▶ **WHAT TO PRODUCE**:
A faithful copy of the data is what is wanted, minus any pictures.

▶ **PROVIDED DATA**:

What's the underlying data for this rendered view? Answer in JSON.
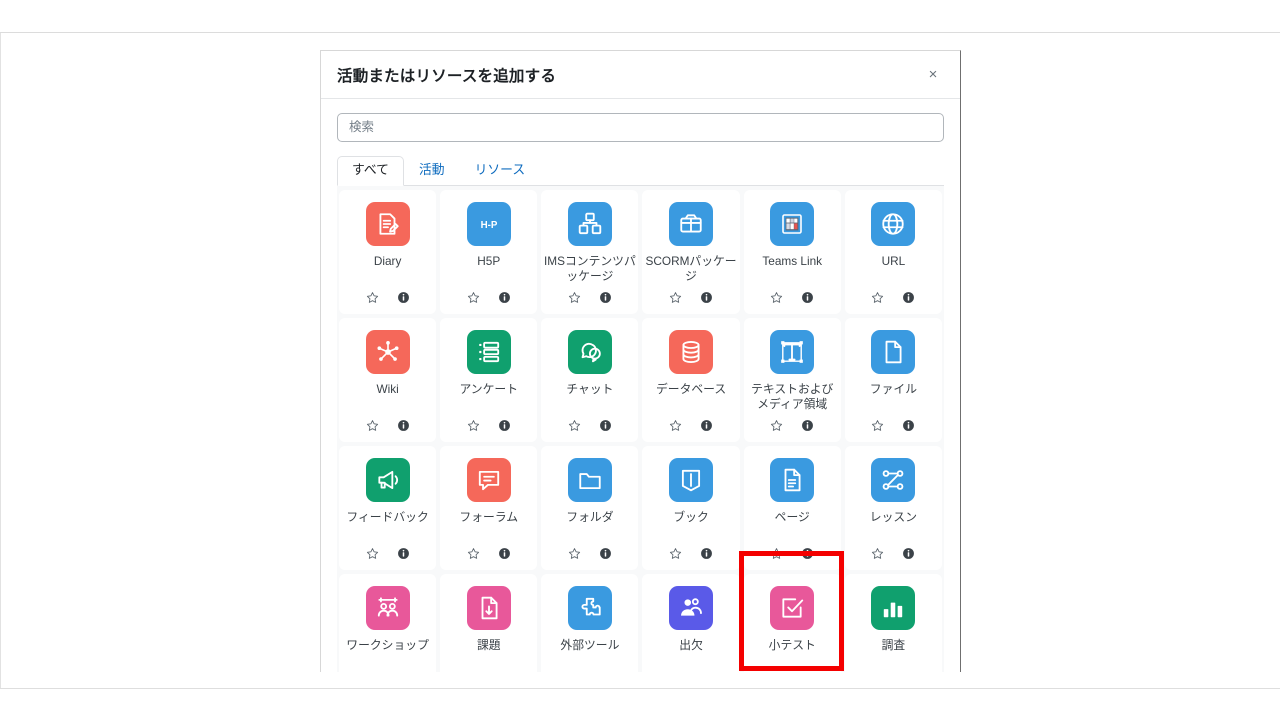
{
  "modal": {
    "title": "活動またはリソースを追加する",
    "close_label": "×",
    "close_icon": "close-icon"
  },
  "search": {
    "placeholder": "検索",
    "value": ""
  },
  "tabs": [
    {
      "label": "すべて",
      "active": true
    },
    {
      "label": "活動",
      "active": false
    },
    {
      "label": "リソース",
      "active": false
    }
  ],
  "card_actions": {
    "star_icon": "star-outline-icon",
    "info_icon": "info-circle-icon"
  },
  "colors": {
    "red": "#f5685a",
    "blue": "#3a9ae0",
    "green": "#10a06e",
    "pink": "#e8589a",
    "purple": "#5a5ae8",
    "highlight": "#f40000",
    "link": "#0f6cbf",
    "text": "#3b4248"
  },
  "items": [
    {
      "label": "Diary",
      "icon": "diary-icon",
      "color": "#f5685a"
    },
    {
      "label": "H5P",
      "icon": "h5p-icon",
      "color": "#3a9ae0"
    },
    {
      "label": "IMSコンテンツパッケージ",
      "icon": "ims-package-icon",
      "color": "#3a9ae0"
    },
    {
      "label": "SCORMパッケージ",
      "icon": "scorm-package-icon",
      "color": "#3a9ae0"
    },
    {
      "label": "Teams Link",
      "icon": "teams-link-icon",
      "color": "#3a9ae0"
    },
    {
      "label": "URL",
      "icon": "url-globe-icon",
      "color": "#3a9ae0"
    },
    {
      "label": "Wiki",
      "icon": "wiki-icon",
      "color": "#f5685a"
    },
    {
      "label": "アンケート",
      "icon": "questionnaire-icon",
      "color": "#10a06e"
    },
    {
      "label": "チャット",
      "icon": "chat-icon",
      "color": "#10a06e"
    },
    {
      "label": "データベース",
      "icon": "database-icon",
      "color": "#f5685a"
    },
    {
      "label": "テキストおよびメディア領域",
      "icon": "text-media-icon",
      "color": "#3a9ae0"
    },
    {
      "label": "ファイル",
      "icon": "file-icon",
      "color": "#3a9ae0"
    },
    {
      "label": "フィードバック",
      "icon": "feedback-icon",
      "color": "#10a06e"
    },
    {
      "label": "フォーラム",
      "icon": "forum-icon",
      "color": "#f5685a"
    },
    {
      "label": "フォルダ",
      "icon": "folder-icon",
      "color": "#3a9ae0"
    },
    {
      "label": "ブック",
      "icon": "book-icon",
      "color": "#3a9ae0"
    },
    {
      "label": "ページ",
      "icon": "page-icon",
      "color": "#3a9ae0"
    },
    {
      "label": "レッスン",
      "icon": "lesson-icon",
      "color": "#3a9ae0"
    },
    {
      "label": "ワークショップ",
      "icon": "workshop-icon",
      "color": "#e8589a"
    },
    {
      "label": "課題",
      "icon": "assignment-icon",
      "color": "#e8589a"
    },
    {
      "label": "外部ツール",
      "icon": "external-tool-icon",
      "color": "#3a9ae0"
    },
    {
      "label": "出欠",
      "icon": "attendance-icon",
      "color": "#5a5ae8"
    },
    {
      "label": "小テスト",
      "icon": "quiz-icon",
      "color": "#e8589a",
      "highlighted": true
    },
    {
      "label": "調査",
      "icon": "survey-icon",
      "color": "#10a06e"
    }
  ]
}
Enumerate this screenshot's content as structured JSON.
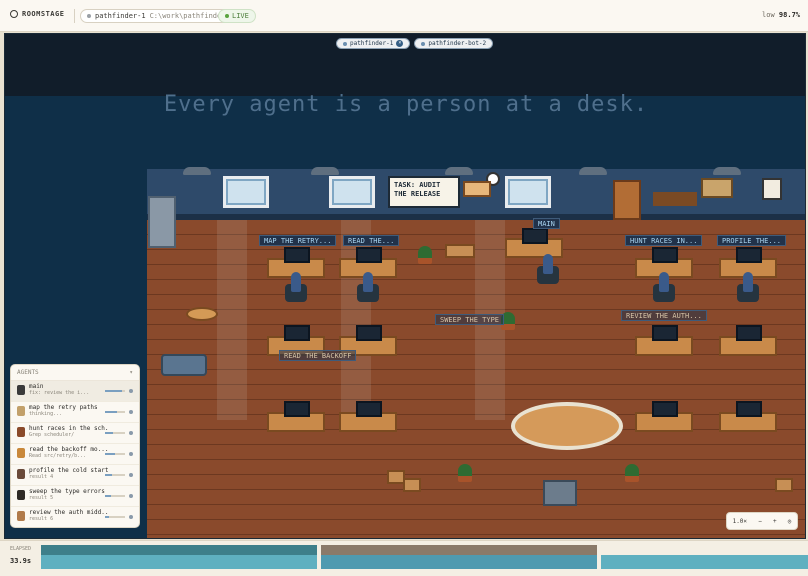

▶ **SOLUTION**:
What's the underlying data for this rendered view? Answer in JSON.
{
  "modal": {
    "title": "活動またはリソースを追加する",
    "close_label": "×",
    "close_icon": "close-icon"
  },
  "search": {
    "placeholder": "検索",
    "value": ""
  },
  "tabs": [
    {
      "label": "すべて",
      "active": true
    },
    {
      "label": "活動",
      "active": false
    },
    {
      "label": "リソース",
      "active": false
    }
  ],
  "card_actions": {
    "star_icon": "star-outline-icon",
    "info_icon": "info-circle-icon"
  },
  "colors": {
    "red": "#f5685a",
    "blue": "#3a9ae0",
    "green": "#10a06e",
    "pink": "#e8589a",
    "purple": "#5a5ae8",
    "highlight": "#f40000",
    "link": "#0f6cbf",
    "text": "#3b4248"
  },
  "items": [
    {
      "label": "Diary",
      "icon": "diary-icon",
      "color": "#f5685a"
    },
    {
      "label": "H5P",
      "icon": "h5p-icon",
      "color": "#3a9ae0"
    },
    {
      "label": "IMSコンテンツパッケージ",
      "icon": "ims-package-icon",
      "color": "#3a9ae0"
    },
    {
      "label": "SCORMパッケージ",
      "icon": "scorm-package-icon",
      "color": "#3a9ae0"
    },
    {
      "label": "Teams Link",
      "icon": "teams-link-icon",
      "color": "#3a9ae0"
    },
    {
      "label": "URL",
      "icon": "url-globe-icon",
      "color": "#3a9ae0"
    },
    {
      "label": "Wiki",
      "icon": "wiki-icon",
      "color": "#f5685a"
    },
    {
      "label": "アンケート",
      "icon": "questionnaire-icon",
      "color": "#10a06e"
    },
    {
      "label": "チャット",
      "icon": "chat-icon",
      "color": "#10a06e"
    },
    {
      "label": "データベース",
      "icon": "database-icon",
      "color": "#f5685a"
    },
    {
      "label": "テキストおよびメディア領域",
      "icon": "text-media-icon",
      "color": "#3a9ae0"
    },
    {
      "label": "ファイル",
      "icon": "file-icon",
      "color": "#3a9ae0"
    },
    {
      "label": "フィードバック",
      "icon": "feedback-icon",
      "color": "#10a06e"
    },
    {
      "label": "フォーラム",
      "icon": "forum-icon",
      "color": "#f5685a"
    },
    {
      "label": "フォルダ",
      "icon": "folder-icon",
      "color": "#3a9ae0"
    },
    {
      "label": "ブック",
      "icon": "book-icon",
      "color": "#3a9ae0"
    },
    {
      "label": "ページ",
      "icon": "page-icon",
      "color": "#3a9ae0"
    },
    {
      "label": "レッスン",
      "icon": "lesson-icon",
      "color": "#3a9ae0"
    },
    {
      "label": "ワークショップ",
      "icon": "workshop-icon",
      "color": "#e8589a"
    },
    {
      "label": "課題",
      "icon": "assignment-icon",
      "color": "#e8589a"
    },
    {
      "label": "外部ツール",
      "icon": "external-tool-icon",
      "color": "#3a9ae0"
    },
    {
      "label": "出欠",
      "icon": "attendance-icon",
      "color": "#5a5ae8"
    },
    {
      "label": "小テスト",
      "icon": "quiz-icon",
      "color": "#e8589a",
      "highlighted": true
    },
    {
      "label": "調査",
      "icon": "survey-icon",
      "color": "#10a06e"
    }
  ]
}
Enumerate this screenshot's content as structured JSON.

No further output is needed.